As we approached Kazzbegi, George explained that of all the times he’s been to Mount Kazbegi, which is a lot considering his job is to lead tours tehre, he’d only seen the top of the mountain twice because it’s always covered in clouds. Sure enough, as we pulled into the Kazbegi village, George couldn’t contain his excitement at being able to see the peak. Mount Kazbegi is enormous and beautiful, overlooking the small town of Kazbegi, just 10km from the Russian border. Just below its peak sits the famous Trinity Cathedral, perched on top of another massive hill overlooking the town. Together, the sight is breathtaking.
To get up to the monastery, we had to switch into a 4wd. Off-roading up a massive hill on one of the worst roads I’ve ever seen might not have been the best idea for someone recovering from a concussion and whip lash, but man, was it ever worth it. The drive up was the bumpiest ride of the life, and had me wondering a few times how we would ever make it up and then back down again. The scariest times were when we needed to pass another car going the other direction. I held on for dear life as our driver somehow manipulated the vehicle up this crazy road.
The top was incredible, and so worth the drive. On one side you could see the most amazing view of Mount Kazbegi in all its glory, and then turning around you’d get to see the Monastery sitting on hilltop. There seriously wasn’t anywhere to look that wasn’t completely spectacular.

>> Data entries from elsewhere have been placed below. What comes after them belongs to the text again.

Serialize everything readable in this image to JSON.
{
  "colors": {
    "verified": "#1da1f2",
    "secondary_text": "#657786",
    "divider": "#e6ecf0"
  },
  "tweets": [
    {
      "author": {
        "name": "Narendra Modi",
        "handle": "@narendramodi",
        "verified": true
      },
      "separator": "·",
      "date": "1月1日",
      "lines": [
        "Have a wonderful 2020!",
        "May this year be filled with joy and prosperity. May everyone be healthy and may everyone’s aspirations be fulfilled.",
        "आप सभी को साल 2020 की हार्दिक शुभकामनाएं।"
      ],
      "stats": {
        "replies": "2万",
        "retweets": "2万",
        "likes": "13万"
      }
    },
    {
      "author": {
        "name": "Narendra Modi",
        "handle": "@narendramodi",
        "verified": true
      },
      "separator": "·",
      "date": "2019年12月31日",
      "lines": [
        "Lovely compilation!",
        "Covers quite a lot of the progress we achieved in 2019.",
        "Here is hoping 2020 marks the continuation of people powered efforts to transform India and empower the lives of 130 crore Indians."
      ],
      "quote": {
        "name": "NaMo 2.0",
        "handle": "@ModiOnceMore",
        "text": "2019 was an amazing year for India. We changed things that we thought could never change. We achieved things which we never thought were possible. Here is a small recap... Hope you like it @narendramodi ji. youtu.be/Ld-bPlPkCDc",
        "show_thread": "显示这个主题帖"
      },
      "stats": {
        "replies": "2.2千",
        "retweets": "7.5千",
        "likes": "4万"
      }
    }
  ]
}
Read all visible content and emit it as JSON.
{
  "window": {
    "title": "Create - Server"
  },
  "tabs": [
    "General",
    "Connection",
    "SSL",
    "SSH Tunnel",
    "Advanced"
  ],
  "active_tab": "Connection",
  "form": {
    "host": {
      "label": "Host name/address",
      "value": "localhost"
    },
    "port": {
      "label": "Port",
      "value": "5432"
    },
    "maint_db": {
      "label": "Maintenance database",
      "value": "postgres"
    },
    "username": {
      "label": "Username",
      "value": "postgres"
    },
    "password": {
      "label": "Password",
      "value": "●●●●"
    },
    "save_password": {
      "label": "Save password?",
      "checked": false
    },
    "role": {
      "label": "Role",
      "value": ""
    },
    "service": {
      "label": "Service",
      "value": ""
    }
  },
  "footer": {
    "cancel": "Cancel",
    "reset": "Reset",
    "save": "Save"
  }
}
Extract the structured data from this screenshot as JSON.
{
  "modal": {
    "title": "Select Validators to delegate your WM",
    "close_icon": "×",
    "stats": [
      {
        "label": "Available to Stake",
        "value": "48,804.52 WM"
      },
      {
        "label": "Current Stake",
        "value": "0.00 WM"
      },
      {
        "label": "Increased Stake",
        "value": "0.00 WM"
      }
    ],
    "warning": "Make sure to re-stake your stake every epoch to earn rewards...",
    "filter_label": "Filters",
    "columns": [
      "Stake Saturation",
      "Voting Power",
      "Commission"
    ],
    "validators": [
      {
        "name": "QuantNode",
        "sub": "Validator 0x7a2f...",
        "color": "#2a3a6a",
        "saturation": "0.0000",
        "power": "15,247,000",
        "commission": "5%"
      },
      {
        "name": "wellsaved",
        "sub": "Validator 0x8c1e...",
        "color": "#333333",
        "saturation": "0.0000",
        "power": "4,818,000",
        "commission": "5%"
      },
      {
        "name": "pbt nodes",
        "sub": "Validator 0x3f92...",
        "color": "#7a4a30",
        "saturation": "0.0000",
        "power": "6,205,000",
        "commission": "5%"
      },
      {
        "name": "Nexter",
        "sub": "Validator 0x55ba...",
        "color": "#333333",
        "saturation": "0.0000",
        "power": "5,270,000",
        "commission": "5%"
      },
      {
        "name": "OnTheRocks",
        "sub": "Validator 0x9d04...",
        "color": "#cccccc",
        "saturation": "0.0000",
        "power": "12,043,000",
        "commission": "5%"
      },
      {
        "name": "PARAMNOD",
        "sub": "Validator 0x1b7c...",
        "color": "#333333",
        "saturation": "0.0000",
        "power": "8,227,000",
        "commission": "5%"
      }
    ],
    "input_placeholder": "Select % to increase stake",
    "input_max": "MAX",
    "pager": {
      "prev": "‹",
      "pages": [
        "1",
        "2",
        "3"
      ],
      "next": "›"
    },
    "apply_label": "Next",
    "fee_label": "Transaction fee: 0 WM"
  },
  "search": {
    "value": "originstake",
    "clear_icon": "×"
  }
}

After taking it all in, we climbed up to the Monastery to take a look. It was ancient (though not quite ancient enough to make George’s cut – I think he said it was 12th Century?) and beautiful and so so special. I had to cover my legs and hair in order to enter, and Dad had to wear full pants – no shorts allowed! It was weird to see the Church dictating what men can and cannot wear, even if it’s just an aversion to calfs. Women aren’t allowed to wear pants, but luckily they have all sorts of scarves and wraps available so that you can enter the monastery. There were no photos allowed, but it was incredible inside. The walls were all stone and decorated with beautiful colourful paintings of saints and golden little haning basket things that were all over the place. There was a main alter in the middle, and several circular stands full of candles people had lit. It had that distinct smell inside that you only find in churches where candles are burning – I love it.
It was hard to eventually leave, but after taking it all in and turning around and around to make sure I got last looks of everything, we headed back down the terrifying road in our 4wd back into Kazbegi.
We got lunch at a litte cafe serving traditional Georgian food. George is currently fasting as per his religion; apparently in Georgian Orthodox, they “fast” for a period of 42 days where they don’t eat meat or drink wine. It sounds a bit like a less intense version of Ramadan to me, but I’m sure it’s completley different and I could get into a lot of trouble for saying that. Dad and I shared this special cheese bread dish specific to Georgia along with famous Georgian barbecue. I also tried a local beer called Kazbegi – it was nice and refreshing, but nothing noteworthy. It was all delicious, and a perfect way to end the day.
After a long drive back into town, I’m absolutely exhausted. Dad and I floated around in the pool a bit when we got back to cool off, and now we’re just relaxing with some of Georgia’s famous wine before bed.